By Ben Wilson
The first time I visited a National Park, I had no idea what to expect. When I walked into the tiny shack of a visitors center atop Clingmans Dome in Great Smoky Mountains NP, I didn't know that I was about to purchase something that would mean so much to me. I wanted some form of a souvenir to commemorate my visit. There were lots of interesting books, a variety of magnets, and a decent supply of apparel all adorned with the name of the park. Any of these items would have sufficed for what I thought I was looking for. That's when I noticed another visitor pressing a stamp into an ink pad and then triumphantly placing its mark in a small book. After a quick explanation from the man behind the counter, I walked out of there with the first stamp in my National Parks Passport.
At just about every NPS site, there is a unique stamp that can be placed in the book with the date of your visit. This simple opportunity to build a collection of the National Parks was intoxicating. It felt bigger than the card or bottle cap collections from my childhood. Now I am collecting adventures. Each one immortalized for me in a small blotch of ink. The visitors center has become one of my first stops at a new park just so I can get another stamp. In fact, the possibility of not getting a stamp due to not having enough time in Biscayne to travel to both the boat concessionaire and the visitors center almost made me not want to go at all. Luckily, one of the rangers there saw my posts on Twitter about my dilemma and offered to mail me the stamp on a piece of sticker paper. Now the uniqueness of that stamp has its own story to tell in my book. I even have a stamp from the NPS booth at an aviation convention. You never know when you might want to have your passport book with you.

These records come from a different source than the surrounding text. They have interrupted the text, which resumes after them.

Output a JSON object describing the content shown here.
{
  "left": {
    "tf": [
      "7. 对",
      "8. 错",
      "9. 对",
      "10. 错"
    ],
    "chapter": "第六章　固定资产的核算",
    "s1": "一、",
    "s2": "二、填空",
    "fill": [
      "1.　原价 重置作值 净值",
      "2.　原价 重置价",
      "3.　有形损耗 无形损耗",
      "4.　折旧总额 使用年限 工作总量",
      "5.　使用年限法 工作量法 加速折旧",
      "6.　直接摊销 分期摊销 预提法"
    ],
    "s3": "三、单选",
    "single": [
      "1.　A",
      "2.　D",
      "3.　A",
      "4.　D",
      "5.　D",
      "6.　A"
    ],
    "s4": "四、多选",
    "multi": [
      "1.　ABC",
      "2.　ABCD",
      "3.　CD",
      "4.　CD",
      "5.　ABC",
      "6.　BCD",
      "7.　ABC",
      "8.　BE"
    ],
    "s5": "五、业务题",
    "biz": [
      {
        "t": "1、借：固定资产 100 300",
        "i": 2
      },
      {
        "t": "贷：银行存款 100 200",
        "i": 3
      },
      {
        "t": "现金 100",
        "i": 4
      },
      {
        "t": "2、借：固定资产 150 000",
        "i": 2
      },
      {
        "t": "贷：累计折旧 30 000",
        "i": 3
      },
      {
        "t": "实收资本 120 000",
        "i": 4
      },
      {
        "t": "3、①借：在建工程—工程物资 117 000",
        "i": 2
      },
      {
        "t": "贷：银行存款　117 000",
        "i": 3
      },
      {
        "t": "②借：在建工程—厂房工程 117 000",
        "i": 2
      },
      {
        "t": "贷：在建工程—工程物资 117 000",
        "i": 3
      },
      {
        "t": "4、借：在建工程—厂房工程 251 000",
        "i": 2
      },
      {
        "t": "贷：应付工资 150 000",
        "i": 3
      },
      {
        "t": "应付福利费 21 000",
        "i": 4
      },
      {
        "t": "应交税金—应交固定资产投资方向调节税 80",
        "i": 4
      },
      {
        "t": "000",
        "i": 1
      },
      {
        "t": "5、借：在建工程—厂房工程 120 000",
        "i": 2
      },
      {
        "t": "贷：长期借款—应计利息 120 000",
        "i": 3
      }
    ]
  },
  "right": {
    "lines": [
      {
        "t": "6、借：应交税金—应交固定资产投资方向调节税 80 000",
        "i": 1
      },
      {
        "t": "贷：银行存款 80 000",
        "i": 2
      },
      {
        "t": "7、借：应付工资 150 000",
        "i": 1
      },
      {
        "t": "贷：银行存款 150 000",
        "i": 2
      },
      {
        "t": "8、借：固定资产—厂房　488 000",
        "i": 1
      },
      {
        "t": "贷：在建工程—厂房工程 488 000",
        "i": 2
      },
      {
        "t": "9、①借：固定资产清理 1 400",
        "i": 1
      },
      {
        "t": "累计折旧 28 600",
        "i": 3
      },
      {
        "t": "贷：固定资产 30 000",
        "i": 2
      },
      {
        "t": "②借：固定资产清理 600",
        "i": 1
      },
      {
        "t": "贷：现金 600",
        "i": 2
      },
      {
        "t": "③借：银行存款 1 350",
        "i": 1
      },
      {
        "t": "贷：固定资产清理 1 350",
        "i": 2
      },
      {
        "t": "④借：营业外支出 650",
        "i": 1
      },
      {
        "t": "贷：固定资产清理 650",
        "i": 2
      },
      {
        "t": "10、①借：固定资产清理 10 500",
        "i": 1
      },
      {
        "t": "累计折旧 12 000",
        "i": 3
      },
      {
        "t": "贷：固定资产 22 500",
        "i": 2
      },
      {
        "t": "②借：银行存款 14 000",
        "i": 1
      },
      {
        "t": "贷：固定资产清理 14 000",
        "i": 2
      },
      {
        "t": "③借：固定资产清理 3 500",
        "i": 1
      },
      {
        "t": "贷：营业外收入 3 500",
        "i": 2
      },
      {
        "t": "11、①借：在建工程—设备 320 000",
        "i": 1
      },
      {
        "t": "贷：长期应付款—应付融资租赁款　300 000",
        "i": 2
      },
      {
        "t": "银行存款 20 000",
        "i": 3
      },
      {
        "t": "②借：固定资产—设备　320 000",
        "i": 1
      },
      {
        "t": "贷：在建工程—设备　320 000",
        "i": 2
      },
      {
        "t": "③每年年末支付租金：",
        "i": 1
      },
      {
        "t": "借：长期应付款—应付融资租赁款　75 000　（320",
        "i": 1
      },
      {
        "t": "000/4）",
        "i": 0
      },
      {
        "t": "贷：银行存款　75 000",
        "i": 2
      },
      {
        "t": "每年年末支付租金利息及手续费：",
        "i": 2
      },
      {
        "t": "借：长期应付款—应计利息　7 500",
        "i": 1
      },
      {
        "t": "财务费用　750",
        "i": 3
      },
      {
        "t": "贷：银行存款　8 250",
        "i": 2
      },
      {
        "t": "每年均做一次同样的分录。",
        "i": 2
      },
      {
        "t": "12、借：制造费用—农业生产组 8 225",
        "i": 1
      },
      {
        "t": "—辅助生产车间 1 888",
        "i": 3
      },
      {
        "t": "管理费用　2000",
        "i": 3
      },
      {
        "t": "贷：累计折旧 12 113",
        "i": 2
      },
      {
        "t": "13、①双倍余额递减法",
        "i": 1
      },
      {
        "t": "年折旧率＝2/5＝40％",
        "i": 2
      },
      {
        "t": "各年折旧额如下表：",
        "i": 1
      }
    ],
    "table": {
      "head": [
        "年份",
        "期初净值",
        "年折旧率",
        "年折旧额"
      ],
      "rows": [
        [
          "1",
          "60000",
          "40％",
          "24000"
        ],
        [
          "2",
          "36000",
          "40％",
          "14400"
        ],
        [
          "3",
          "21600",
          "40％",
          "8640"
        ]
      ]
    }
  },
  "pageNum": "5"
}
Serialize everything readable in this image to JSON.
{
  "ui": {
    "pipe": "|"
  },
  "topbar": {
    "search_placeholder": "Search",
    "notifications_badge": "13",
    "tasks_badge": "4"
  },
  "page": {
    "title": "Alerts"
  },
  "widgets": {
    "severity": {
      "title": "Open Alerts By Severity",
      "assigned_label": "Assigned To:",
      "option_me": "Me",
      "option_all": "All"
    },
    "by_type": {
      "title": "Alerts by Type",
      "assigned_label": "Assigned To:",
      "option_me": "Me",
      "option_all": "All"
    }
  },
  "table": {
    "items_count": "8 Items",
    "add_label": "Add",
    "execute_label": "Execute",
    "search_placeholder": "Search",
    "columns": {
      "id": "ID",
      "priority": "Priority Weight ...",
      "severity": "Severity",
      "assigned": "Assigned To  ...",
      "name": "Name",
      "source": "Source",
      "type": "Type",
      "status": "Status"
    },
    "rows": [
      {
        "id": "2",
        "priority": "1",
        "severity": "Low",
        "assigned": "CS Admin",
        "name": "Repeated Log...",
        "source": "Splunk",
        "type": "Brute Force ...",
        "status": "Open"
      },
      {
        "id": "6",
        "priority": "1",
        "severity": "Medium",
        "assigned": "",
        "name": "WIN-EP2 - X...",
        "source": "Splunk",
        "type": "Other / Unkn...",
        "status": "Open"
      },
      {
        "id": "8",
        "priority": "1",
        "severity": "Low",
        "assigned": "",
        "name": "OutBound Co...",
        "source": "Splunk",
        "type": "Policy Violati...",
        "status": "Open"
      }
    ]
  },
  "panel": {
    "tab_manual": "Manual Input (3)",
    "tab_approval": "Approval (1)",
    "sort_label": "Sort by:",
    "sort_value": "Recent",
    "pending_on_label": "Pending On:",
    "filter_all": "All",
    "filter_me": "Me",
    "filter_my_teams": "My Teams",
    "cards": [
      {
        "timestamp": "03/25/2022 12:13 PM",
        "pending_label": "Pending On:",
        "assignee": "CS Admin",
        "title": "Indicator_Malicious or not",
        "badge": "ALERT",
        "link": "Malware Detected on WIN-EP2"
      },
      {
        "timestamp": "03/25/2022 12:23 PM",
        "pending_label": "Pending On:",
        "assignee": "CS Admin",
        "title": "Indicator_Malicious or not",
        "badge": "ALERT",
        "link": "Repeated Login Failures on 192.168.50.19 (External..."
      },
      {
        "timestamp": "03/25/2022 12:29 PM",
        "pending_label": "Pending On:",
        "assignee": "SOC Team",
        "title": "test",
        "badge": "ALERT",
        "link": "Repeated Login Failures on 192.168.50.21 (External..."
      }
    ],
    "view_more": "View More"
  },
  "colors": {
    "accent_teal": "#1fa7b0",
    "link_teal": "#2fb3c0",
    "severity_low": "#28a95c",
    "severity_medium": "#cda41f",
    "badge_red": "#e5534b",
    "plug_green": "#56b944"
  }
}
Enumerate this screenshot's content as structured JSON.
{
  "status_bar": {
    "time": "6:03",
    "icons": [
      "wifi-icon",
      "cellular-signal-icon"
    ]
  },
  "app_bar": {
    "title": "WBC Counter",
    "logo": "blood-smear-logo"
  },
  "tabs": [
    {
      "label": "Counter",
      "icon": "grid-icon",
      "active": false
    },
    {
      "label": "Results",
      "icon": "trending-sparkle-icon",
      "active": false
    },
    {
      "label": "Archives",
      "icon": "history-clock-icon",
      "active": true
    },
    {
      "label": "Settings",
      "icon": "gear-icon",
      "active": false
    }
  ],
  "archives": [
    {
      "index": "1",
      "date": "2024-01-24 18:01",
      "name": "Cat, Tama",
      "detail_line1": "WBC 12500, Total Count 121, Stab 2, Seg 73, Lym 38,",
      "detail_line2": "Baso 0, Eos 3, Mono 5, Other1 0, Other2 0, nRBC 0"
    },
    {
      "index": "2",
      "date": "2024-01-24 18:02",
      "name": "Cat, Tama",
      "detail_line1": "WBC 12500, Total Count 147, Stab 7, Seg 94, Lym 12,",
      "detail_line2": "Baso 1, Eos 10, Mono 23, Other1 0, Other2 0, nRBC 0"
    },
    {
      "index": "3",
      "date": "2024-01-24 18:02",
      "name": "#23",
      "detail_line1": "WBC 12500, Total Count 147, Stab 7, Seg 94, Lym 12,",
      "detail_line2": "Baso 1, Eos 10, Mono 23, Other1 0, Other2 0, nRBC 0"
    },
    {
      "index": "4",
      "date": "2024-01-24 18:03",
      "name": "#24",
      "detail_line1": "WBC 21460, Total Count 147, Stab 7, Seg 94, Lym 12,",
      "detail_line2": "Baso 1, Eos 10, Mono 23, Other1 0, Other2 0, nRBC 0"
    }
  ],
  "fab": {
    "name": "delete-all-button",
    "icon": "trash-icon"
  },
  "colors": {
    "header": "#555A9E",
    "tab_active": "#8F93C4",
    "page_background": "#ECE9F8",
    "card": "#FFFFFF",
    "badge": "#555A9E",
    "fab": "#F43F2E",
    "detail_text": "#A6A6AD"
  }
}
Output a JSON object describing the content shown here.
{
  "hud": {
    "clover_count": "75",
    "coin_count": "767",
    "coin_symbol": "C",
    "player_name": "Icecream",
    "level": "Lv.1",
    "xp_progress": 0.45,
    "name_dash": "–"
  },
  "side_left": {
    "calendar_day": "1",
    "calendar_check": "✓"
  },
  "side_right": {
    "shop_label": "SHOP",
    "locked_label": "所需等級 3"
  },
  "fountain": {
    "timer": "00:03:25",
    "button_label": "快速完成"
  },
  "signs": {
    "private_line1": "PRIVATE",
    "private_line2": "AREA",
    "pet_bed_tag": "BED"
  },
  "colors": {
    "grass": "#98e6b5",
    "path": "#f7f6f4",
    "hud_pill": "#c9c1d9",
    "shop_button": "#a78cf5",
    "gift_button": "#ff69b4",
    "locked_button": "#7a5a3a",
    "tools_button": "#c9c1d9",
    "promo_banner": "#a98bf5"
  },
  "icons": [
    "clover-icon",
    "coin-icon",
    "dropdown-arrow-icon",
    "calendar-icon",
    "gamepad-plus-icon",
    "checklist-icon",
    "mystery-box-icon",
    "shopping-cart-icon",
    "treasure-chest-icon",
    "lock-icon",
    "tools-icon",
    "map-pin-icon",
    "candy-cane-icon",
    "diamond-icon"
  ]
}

The National Parks offer other opportunities for collection as well. I have been keeping all of the official park maps, and I especially enjoy the look I get from the rangers when I ask for a “unigrid”. After spending hours looking at the digital versions of these maps online planning my trip beforehand, it’s a very satisfying feeling when I finally get to hold and use the real thing upon arrival at the park. Another very popular collection opportunity is at the park entrance sign. I almost didn’t take a picture there during my first visit, but made a last second u-turn on my way out of the park. It has become a ritual ever since. These pictures are a great way to involve everyone in your group as you can almost always find another party to take your picture for you.
I have read online about some very impressive National Park collections. There are those who have made a business of visiting 59 National Parks in 59 weeks as well as those who have put their careers on hold in an attempt to “switchback” their way to every National Park in one year. These stories are inspiring, and my collection pales in comparison, but that doesn’t make my collection any less important to me. I am excited to watch my collection slowly grow over time as I gather more pieces of what our country has to offer in its great National Parks.